To qualify individuals for permanent residency, Canada Immigration looks back ten years prior to the date of the application for skilled workers to assess relevant work experience and five years prior to the application for those applying under the business class. Thus, if a person has been retired longer than those time periods, then no points can be awarded to work or business experience. Anyone applying as a skilled worker must have at least four years of relevant work experience during the last ten prior to the application and business individuals must have at least two years in the last five prior to the application to prove their business experience.
If, if a person has been retired, for say seven years, he or she may not obtain full points for work experience (being only three years of work). Similarly, in business applications, if the person has been retired for five years, he or she will not obtain any points for business experience even though he or she may have been active in many businesses before that time period. Thus in advising clients, one must ensure that they have at least some work experience during the ten year period or five year period as outlined above.
Therefore, the best time to apply for status, for potential immigration applicants who wish to retire here in Canada, is during their last year of work or business activity.
This would then ensure them that they can then maximize their points for successful immigration to Canada.
Canadian Immigration Lawyer
Click on the link below to view the article of the BCREA -

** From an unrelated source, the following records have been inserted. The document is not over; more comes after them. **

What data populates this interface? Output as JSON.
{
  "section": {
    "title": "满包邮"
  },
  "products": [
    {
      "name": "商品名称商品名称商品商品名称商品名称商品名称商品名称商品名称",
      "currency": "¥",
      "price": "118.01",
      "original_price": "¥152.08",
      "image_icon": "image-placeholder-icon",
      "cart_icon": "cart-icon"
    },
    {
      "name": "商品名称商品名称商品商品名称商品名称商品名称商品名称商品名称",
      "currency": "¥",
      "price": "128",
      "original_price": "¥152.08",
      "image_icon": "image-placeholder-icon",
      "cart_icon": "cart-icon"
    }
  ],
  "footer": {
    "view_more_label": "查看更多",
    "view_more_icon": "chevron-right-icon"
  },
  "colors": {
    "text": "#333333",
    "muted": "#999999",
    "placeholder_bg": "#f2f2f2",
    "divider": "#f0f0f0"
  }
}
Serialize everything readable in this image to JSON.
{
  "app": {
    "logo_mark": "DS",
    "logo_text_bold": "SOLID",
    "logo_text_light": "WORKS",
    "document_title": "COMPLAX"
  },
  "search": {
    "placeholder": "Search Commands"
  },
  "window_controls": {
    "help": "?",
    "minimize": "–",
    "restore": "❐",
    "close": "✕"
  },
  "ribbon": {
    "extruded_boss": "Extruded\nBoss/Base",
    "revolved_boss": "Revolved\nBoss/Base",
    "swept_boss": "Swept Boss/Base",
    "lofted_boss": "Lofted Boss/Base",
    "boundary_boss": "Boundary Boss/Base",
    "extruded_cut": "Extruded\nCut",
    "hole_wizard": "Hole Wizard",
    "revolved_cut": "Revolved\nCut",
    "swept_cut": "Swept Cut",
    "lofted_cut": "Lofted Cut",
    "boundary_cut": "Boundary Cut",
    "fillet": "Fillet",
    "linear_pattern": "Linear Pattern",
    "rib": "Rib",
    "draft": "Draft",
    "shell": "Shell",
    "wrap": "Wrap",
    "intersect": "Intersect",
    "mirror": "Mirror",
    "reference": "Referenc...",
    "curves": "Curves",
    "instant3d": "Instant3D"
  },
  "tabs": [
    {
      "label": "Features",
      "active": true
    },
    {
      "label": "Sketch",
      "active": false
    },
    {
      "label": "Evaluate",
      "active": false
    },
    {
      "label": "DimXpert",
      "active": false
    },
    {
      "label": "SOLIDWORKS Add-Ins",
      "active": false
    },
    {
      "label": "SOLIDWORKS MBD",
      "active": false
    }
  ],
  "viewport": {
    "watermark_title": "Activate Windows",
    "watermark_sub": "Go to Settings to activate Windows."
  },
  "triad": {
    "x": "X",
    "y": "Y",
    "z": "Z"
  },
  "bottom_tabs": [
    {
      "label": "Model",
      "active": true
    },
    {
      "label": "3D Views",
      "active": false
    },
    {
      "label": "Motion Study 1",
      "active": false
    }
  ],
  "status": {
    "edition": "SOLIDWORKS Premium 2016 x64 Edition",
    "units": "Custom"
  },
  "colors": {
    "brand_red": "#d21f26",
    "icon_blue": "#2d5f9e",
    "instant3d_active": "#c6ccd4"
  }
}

Canadian Government site. The time required to obtain each type of visa depends on an applicant's personal circumstances. To obtain a time estimate contact an immigration lawyer like the writer of the article above, David Aujla.
Arthur Azana of D+H Group LLP Chartered Accountants - 604 731 5881, email@example.com:
Additional cross border accountant
RULES for Non Resident Property Owners
If you purchase property that you rent out, you have to file an NR6 form before the first month's rent is received. This form allows you or your agent to remit taxes on your net estimated rental income vs. remitting 25% of your gross rental income. The NR6 form is a joint election between yourself as the owner and your agent stating that you will file a Section 216 Canadian tax return by June 30th of the following year and pay any taxes due by April 30th of the same year. The following demonstrates this further:
No NR6 Election With an NR6 Election
Gross rental income $12,000 $12,000
Monthly expenses $15,000 $15,000
Monthly tax payment due $ 250 $nil
Tax refund due $ 3,000 $nil
As you can see, this is a cash flow issue more than anything so it is very important to file this form. You will need details of your anticipated expenses in order to complete it - see detailed list below - plus the name, address and phone number of your Canadian agent.
If you have no agent, you must remit 25% of your rental income to the government by the 15th of the month following the month in which the rent was received. In other words, January you collect $1000 in rent, then by February 15, you have to pay $250 to CRA.
Section 216 Return
This is a special rental income return that is due to be filed by June 30th of the following year. I.e. your 2008 return is due June 30, 2009. If taxes are payable, they are due April 30th and interest accumulates on the amount due after this date.
The return calculates taxes due on your rental profit. Allowable expenses include:
Gabrielle Loren, CGA